> **EXERCISE**
Please retype the data in full and exactly; the pictures are not part of the copy.

--- MATERIAL SHOWN ---

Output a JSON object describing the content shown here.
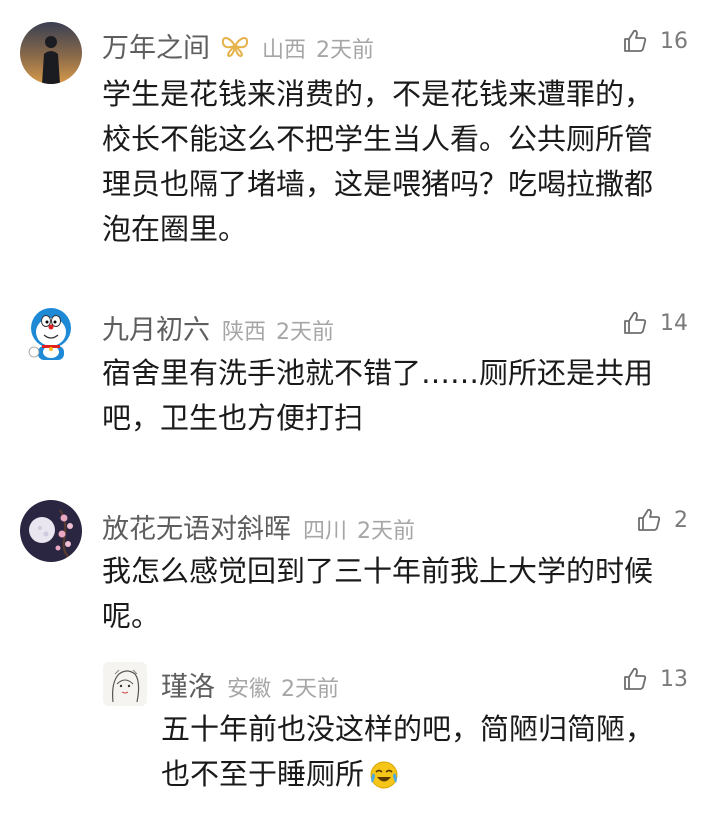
{
  "comments": [
    {
      "name": "万年之间",
      "location": "山西",
      "time": "2天前",
      "likes": "16",
      "avatar_icon": "sunset-silhouette-avatar",
      "badge_icon": "butterfly-badge-icon",
      "lines": [
        "学生是花钱来消费的，不是花钱来遭罪的，",
        "校长不能这么不把学生当人看。公共厕所管",
        "理员也隔了堵墙，这是喂猪吗？吃喝拉撒都",
        "泡在圈里。"
      ]
    },
    {
      "name": "九月初六",
      "location": "陕西",
      "time": "2天前",
      "likes": "14",
      "avatar_icon": "doraemon-avatar",
      "lines": [
        "宿舍里有洗手池就不错了……厕所还是共用",
        "吧，卫生也方便打扫"
      ]
    },
    {
      "name": "放花无语对斜晖",
      "location": "四川",
      "time": "2天前",
      "likes": "2",
      "avatar_icon": "night-moon-avatar",
      "lines": [
        "我怎么感觉回到了三十年前我上大学的时候",
        "呢。"
      ]
    }
  ],
  "reply": {
    "name": "瑾洛",
    "location": "安徽",
    "time": "2天前",
    "likes": "13",
    "avatar_icon": "sketch-girl-avatar",
    "emoji_icon": "crying-laughing-emoji",
    "lines": [
      "五十年前也没这样的吧，简陋归简陋，",
      "也不至于睡厕所"
    ]
  }
}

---

> **ANSWER SECTION**
Output a JSON object describing the content shown here.
{
  "comments": [
    {
      "name": "万年之间",
      "location": "山西",
      "time": "2天前",
      "likes": "16",
      "avatar_icon": "sunset-silhouette-avatar",
      "badge_icon": "butterfly-badge-icon",
      "lines": [
        "学生是花钱来消费的，不是花钱来遭罪的，",
        "校长不能这么不把学生当人看。公共厕所管",
        "理员也隔了堵墙，这是喂猪吗？吃喝拉撒都",
        "泡在圈里。"
      ]
    },
    {
      "name": "九月初六",
      "location": "陕西",
      "time": "2天前",
      "likes": "14",
      "avatar_icon": "doraemon-avatar",
      "lines": [
        "宿舍里有洗手池就不错了……厕所还是共用",
        "吧，卫生也方便打扫"
      ]
    },
    {
      "name": "放花无语对斜晖",
      "location": "四川",
      "time": "2天前",
      "likes": "2",
      "avatar_icon": "night-moon-avatar",
      "lines": [
        "我怎么感觉回到了三十年前我上大学的时候",
        "呢。"
      ]
    }
  ],
  "reply": {
    "name": "瑾洛",
    "location": "安徽",
    "time": "2天前",
    "likes": "13",
    "avatar_icon": "sketch-girl-avatar",
    "emoji_icon": "crying-laughing-emoji",
    "lines": [
      "五十年前也没这样的吧，简陋归简陋，",
      "也不至于睡厕所"
    ]
  }
}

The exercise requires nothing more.